City and county department directors have made significant progress on how road maintenance and law enforcement transitions will occur when more areas are annexed to the Santa Fe city limits in coming years.
Members of the Santa Fe County Commission and City Council who attended a joint session Thursday evening reached consensus on two agreements leading to the next phase in an annexation plan adopted in 2008.
At the time, officials agreed to a three-phase schedule. The first phase happened on time, but the second wasn’t completed by a 2011 deadline. That planned annexation — which includes much of the territory along Airport and Agua Fría roads on the southwestern edges of the city and includes homes of about 13,000 residents — is now targeted for completion by next July.
Public safety has been a contentious topic in previous joint sessions, but city Police Chief Ray Rael and County Sheriff Robert Garcia now agree on how they will respond to calls in the area, which has the highest volume of calls in the region. Although the original annexation agreement called for the city to immediately take over the territory, law enforcement leaders this week said that wasn’t practical given staff levels and the amount of time needed to train new hires.
The two agreed instead that in the first year both jurisdictions will maintain current service. The second year, the city will assume all law enforcement in the areas that will become city territory south of and including Airport Road. The third year, the city will assume activity in the annexation area south of the village of Agua Fría.
The sheriff reiterated, however, that the agencies won’t argue over particular emergency calls on either side of the boundary lines. The county will maintain jurisdiction inside the city even after annexation and will respond as needed, he said.
With respect to roads, the county will decide when to undertake repairs “with the intent to accomplish all activities as quickly as funding allows,” but the whole list must be done before the final recording of the annexation.
“We are trying to target the most important roads first and target the roads that are in the worst condition first,” said county Public Works Director Adam Leigland.
As soon as the county fixes a particular roadway, it will convey ownership to the city and the city will take over responsibility for future maintenance.
Councilor Rebecca Wurzburger and Councilor Chris Calvert said they want the city to make announcements in the newspaper when roads change jurisdiction. Street signs will also change to the city’s color scheme when a shift occurs.
The local governments still need to come to agreement about how to handle a serious drainage problem they’ve both identified along West Alameda.
Both the roads and public-safety agreements are subject to final approval by the County Commission and City Council. A revised timeline for the third annexation phase also remains unresolved.

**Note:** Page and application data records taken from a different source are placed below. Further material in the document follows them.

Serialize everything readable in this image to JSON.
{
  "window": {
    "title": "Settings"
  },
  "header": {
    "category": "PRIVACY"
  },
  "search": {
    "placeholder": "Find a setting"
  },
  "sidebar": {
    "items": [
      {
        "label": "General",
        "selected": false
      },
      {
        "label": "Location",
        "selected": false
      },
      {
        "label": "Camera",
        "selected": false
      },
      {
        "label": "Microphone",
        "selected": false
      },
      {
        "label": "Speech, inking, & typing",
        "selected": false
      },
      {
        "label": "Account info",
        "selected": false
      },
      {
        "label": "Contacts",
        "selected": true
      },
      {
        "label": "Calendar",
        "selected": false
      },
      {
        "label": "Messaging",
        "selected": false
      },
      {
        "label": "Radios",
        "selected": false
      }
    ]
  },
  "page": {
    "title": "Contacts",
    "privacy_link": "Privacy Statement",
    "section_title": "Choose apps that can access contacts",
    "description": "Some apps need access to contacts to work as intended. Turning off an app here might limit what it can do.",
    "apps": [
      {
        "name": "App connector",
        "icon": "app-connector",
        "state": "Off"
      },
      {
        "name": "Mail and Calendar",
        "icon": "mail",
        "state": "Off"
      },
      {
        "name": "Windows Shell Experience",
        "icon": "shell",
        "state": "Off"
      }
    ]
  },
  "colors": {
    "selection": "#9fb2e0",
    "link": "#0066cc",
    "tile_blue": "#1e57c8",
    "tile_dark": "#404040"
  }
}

Some officials from both jurisdictions have talked about dropping those plans altogether. Another meeting between the two governing bodies will be scheduled early next year.
Contact Julie Ann Grimm at 505-986-3017 or firstname.lastname@example.org. Follow her on Twitter @julieanngrimm.